Dataset rows for apps and sites
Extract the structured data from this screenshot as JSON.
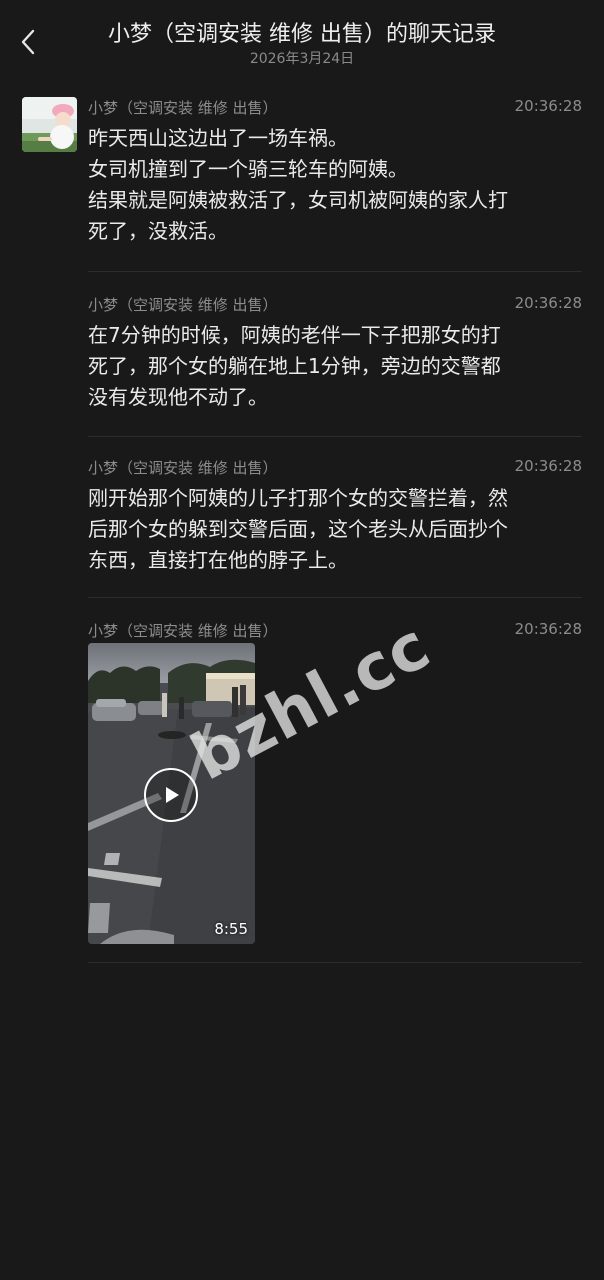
{
  "header": {
    "title": "小梦（空调安装 维修 出售）的聊天记录",
    "date": "2026年3月24日",
    "back_icon": "chevron-left-icon"
  },
  "messages": [
    {
      "sender": "小梦（空调安装 维修 出售）",
      "time": "20:36:28",
      "lines": [
        "昨天西山这边出了一场车祸。",
        "女司机撞到了一个骑三轮车的阿姨。",
        "结果就是阿姨被救活了，女司机被阿姨的家人打",
        "死了，没救活。"
      ]
    },
    {
      "sender": "小梦（空调安装 维修 出售）",
      "time": "20:36:28",
      "lines": [
        "在7分钟的时候，阿姨的老伴一下子把那女的打",
        "死了，那个女的躺在地上1分钟，旁边的交警都",
        "没有发现他不动了。"
      ]
    },
    {
      "sender": "小梦（空调安装 维修 出售）",
      "time": "20:36:28",
      "lines": [
        "刚开始那个阿姨的儿子打那个女的交警拦着，然",
        "后那个女的躲到交警后面，这个老头从后面抄个",
        "东西，直接打在他的脖子上。"
      ]
    },
    {
      "sender": "小梦（空调安装 维修 出售）",
      "time": "20:36:28",
      "video": {
        "duration": "8:55",
        "play_icon": "play-icon"
      }
    }
  ],
  "watermark": "bzhl.cc",
  "colors": {
    "background": "#191919",
    "text": "#eaeaea",
    "meta": "#8c8c8c",
    "divider": "#2c2c2c"
  }
}
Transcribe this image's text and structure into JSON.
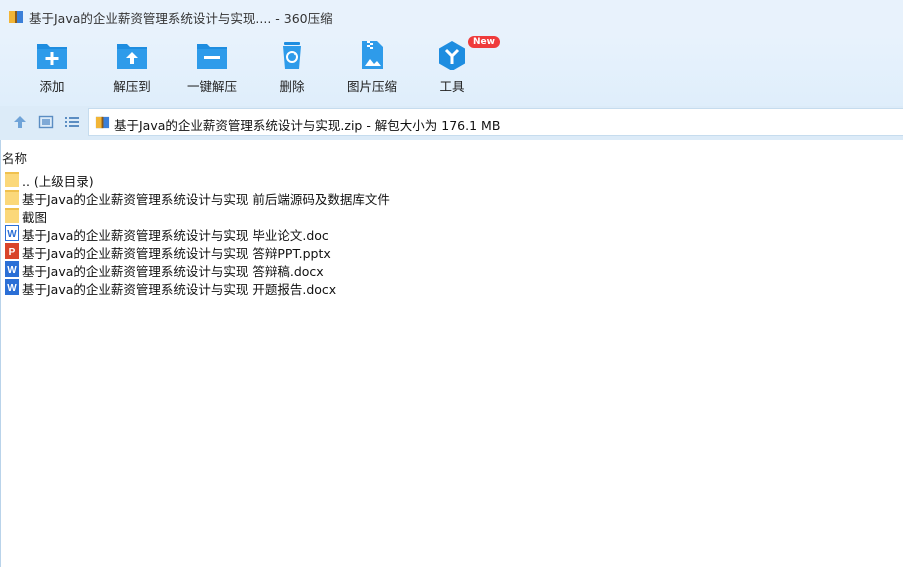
{
  "window": {
    "title": "基于Java的企业薪资管理系统设计与实现.... - 360压缩"
  },
  "toolbar": {
    "add": "添加",
    "extract_to": "解压到",
    "one_click_extract": "一键解压",
    "delete": "删除",
    "image_compress": "图片压缩",
    "tools": "工具",
    "new_badge": "New"
  },
  "address": {
    "text": "基于Java的企业薪资管理系统设计与实现.zip - 解包大小为 176.1 MB"
  },
  "list": {
    "column_name": "名称",
    "items": [
      {
        "name": ".. (上级目录)",
        "icon": "folder-icon"
      },
      {
        "name": "基于Java的企业薪资管理系统设计与实现 前后端源码及数据库文件",
        "icon": "folder-icon"
      },
      {
        "name": "截图",
        "icon": "folder-icon"
      },
      {
        "name": "基于Java的企业薪资管理系统设计与实现 毕业论文.doc",
        "icon": "word-doc-icon"
      },
      {
        "name": "基于Java的企业薪资管理系统设计与实现 答辩PPT.pptx",
        "icon": "powerpoint-icon"
      },
      {
        "name": "基于Java的企业薪资管理系统设计与实现 答辩稿.docx",
        "icon": "word-docx-icon"
      },
      {
        "name": "基于Java的企业薪资管理系统设计与实现 开题报告.docx",
        "icon": "word-docx-icon"
      }
    ]
  },
  "colors": {
    "accent": "#1e8de0",
    "folder": "#fbd87a",
    "word": "#2b6fd6",
    "powerpoint": "#d9442a",
    "badge": "#ef3b3b"
  }
}
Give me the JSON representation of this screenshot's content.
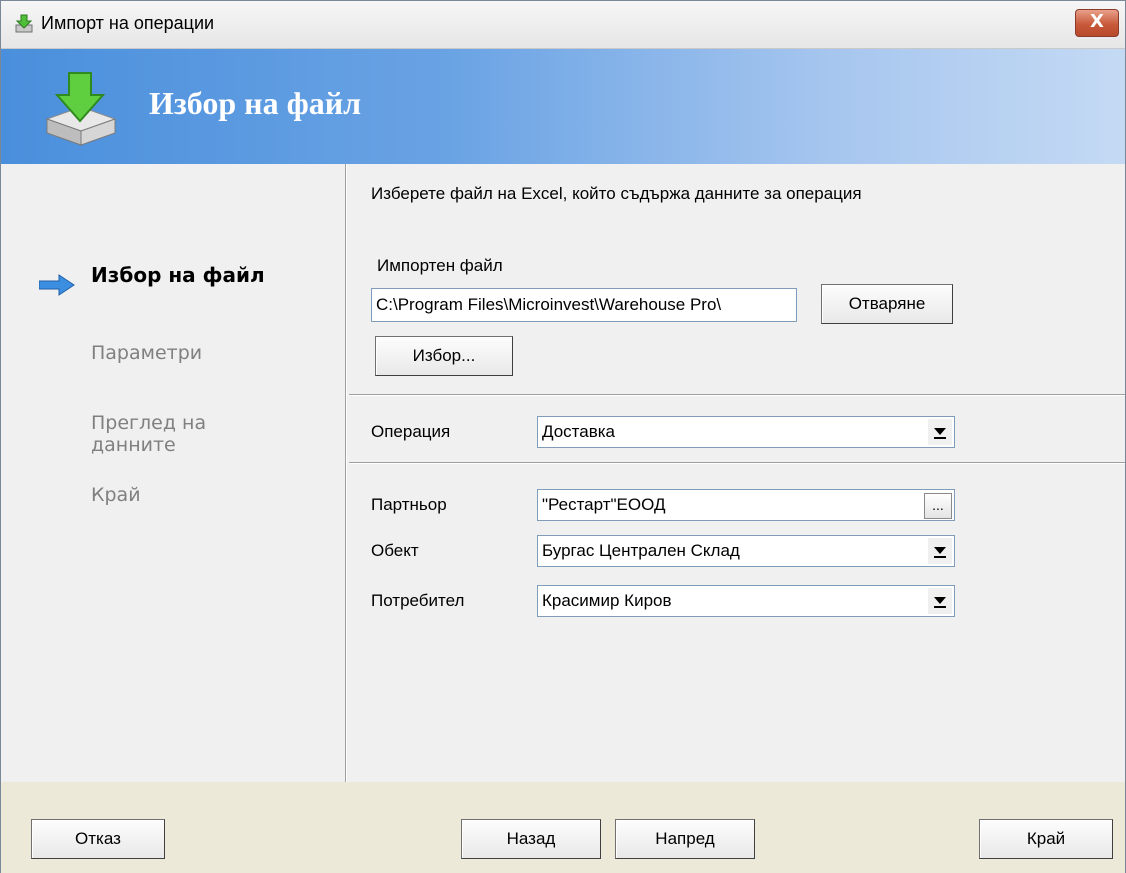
{
  "window": {
    "title": "Импорт на операции",
    "close_label": "X"
  },
  "banner": {
    "heading": "Избор на файл"
  },
  "steps": [
    {
      "label": "Избор на файл",
      "active": true
    },
    {
      "label": "Параметри",
      "active": false
    },
    {
      "label": "Преглед на данните",
      "active": false
    },
    {
      "label": "Край",
      "active": false
    }
  ],
  "content": {
    "instruction": "Изберете файл на Excel, който съдържа данните за операция",
    "file_label": "Импортен файл",
    "file_value": "C:\\Program Files\\Microinvest\\Warehouse Pro\\",
    "open_button": "Отваряне",
    "browse_button": "Избор...",
    "operation_label": "Операция",
    "operation_value": "Доставка",
    "partner_label": "Партньор",
    "partner_value": "\"Рестарт\"ЕООД",
    "partner_ellipsis": "...",
    "object_label": "Обект",
    "object_value": "Бургас Централен Склад",
    "user_label": "Потребител",
    "user_value": "Красимир Киров"
  },
  "footer": {
    "cancel": "Отказ",
    "back": "Назад",
    "next": "Напред",
    "finish": "Край"
  },
  "colors": {
    "banner_start": "#4a8fdc",
    "banner_end": "#c4daf4",
    "close": "#c85a3a",
    "arrow": "#3b8ee0"
  }
}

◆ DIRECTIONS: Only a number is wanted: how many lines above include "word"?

◆ TASK RESULT: 4